Work required
Reproduce every record below exactly as written, but leave out any pictures.

Exercise input

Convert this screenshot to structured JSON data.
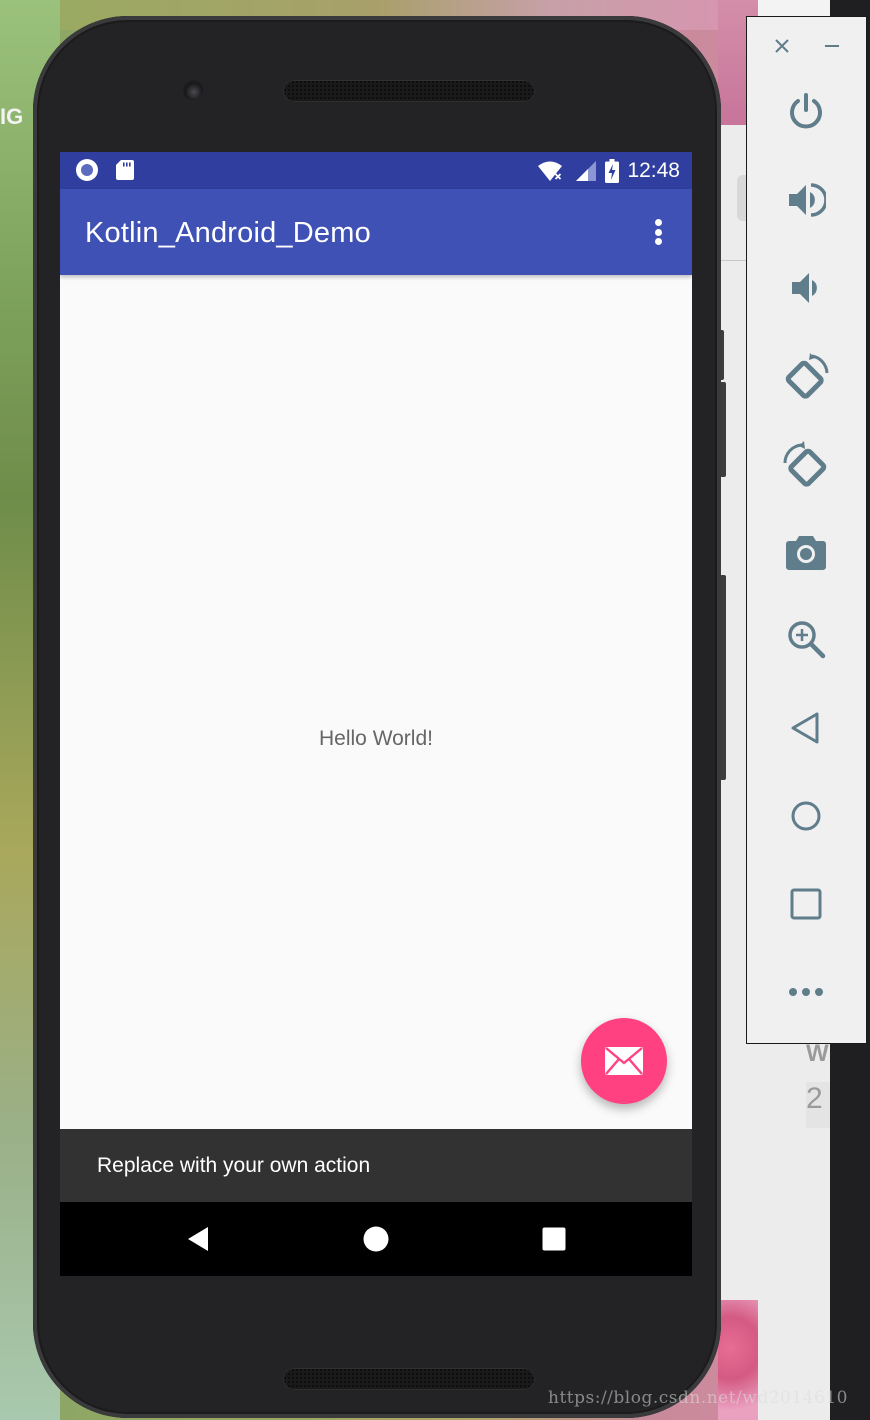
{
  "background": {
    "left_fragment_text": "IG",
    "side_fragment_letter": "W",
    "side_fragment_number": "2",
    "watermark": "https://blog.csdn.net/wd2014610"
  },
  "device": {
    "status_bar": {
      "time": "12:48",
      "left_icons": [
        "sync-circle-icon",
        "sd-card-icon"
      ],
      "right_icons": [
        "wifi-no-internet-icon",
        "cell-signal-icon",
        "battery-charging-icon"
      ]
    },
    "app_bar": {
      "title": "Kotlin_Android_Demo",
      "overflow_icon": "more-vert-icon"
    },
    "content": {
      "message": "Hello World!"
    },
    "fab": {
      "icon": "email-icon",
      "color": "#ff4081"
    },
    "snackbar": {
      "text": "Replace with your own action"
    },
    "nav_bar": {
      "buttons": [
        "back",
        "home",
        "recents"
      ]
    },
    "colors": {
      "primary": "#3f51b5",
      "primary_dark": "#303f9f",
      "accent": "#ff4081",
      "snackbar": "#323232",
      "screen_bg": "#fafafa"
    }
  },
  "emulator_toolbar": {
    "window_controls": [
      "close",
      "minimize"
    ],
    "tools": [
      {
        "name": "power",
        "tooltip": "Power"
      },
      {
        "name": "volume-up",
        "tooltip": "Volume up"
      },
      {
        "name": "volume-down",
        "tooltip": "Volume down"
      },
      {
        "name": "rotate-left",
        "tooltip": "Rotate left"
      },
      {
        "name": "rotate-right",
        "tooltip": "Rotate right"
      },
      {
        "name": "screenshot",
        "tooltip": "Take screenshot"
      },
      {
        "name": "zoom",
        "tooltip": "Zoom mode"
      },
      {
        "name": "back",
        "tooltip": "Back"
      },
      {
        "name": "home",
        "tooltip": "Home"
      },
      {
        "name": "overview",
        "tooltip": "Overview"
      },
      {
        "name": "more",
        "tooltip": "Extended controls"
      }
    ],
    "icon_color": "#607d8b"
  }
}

Answer for this exercise
Convert this screenshot to structured JSON data.
{
  "background": {
    "left_fragment_text": "IG",
    "side_fragment_letter": "W",
    "side_fragment_number": "2",
    "watermark": "https://blog.csdn.net/wd2014610"
  },
  "device": {
    "status_bar": {
      "time": "12:48",
      "left_icons": [
        "sync-circle-icon",
        "sd-card-icon"
      ],
      "right_icons": [
        "wifi-no-internet-icon",
        "cell-signal-icon",
        "battery-charging-icon"
      ]
    },
    "app_bar": {
      "title": "Kotlin_Android_Demo",
      "overflow_icon": "more-vert-icon"
    },
    "content": {
      "message": "Hello World!"
    },
    "fab": {
      "icon": "email-icon",
      "color": "#ff4081"
    },
    "snackbar": {
      "text": "Replace with your own action"
    },
    "nav_bar": {
      "buttons": [
        "back",
        "home",
        "recents"
      ]
    },
    "colors": {
      "primary": "#3f51b5",
      "primary_dark": "#303f9f",
      "accent": "#ff4081",
      "snackbar": "#323232",
      "screen_bg": "#fafafa"
    }
  },
  "emulator_toolbar": {
    "window_controls": [
      "close",
      "minimize"
    ],
    "tools": [
      {
        "name": "power",
        "tooltip": "Power"
      },
      {
        "name": "volume-up",
        "tooltip": "Volume up"
      },
      {
        "name": "volume-down",
        "tooltip": "Volume down"
      },
      {
        "name": "rotate-left",
        "tooltip": "Rotate left"
      },
      {
        "name": "rotate-right",
        "tooltip": "Rotate right"
      },
      {
        "name": "screenshot",
        "tooltip": "Take screenshot"
      },
      {
        "name": "zoom",
        "tooltip": "Zoom mode"
      },
      {
        "name": "back",
        "tooltip": "Back"
      },
      {
        "name": "home",
        "tooltip": "Home"
      },
      {
        "name": "overview",
        "tooltip": "Overview"
      },
      {
        "name": "more",
        "tooltip": "Extended controls"
      }
    ],
    "icon_color": "#607d8b"
  }
}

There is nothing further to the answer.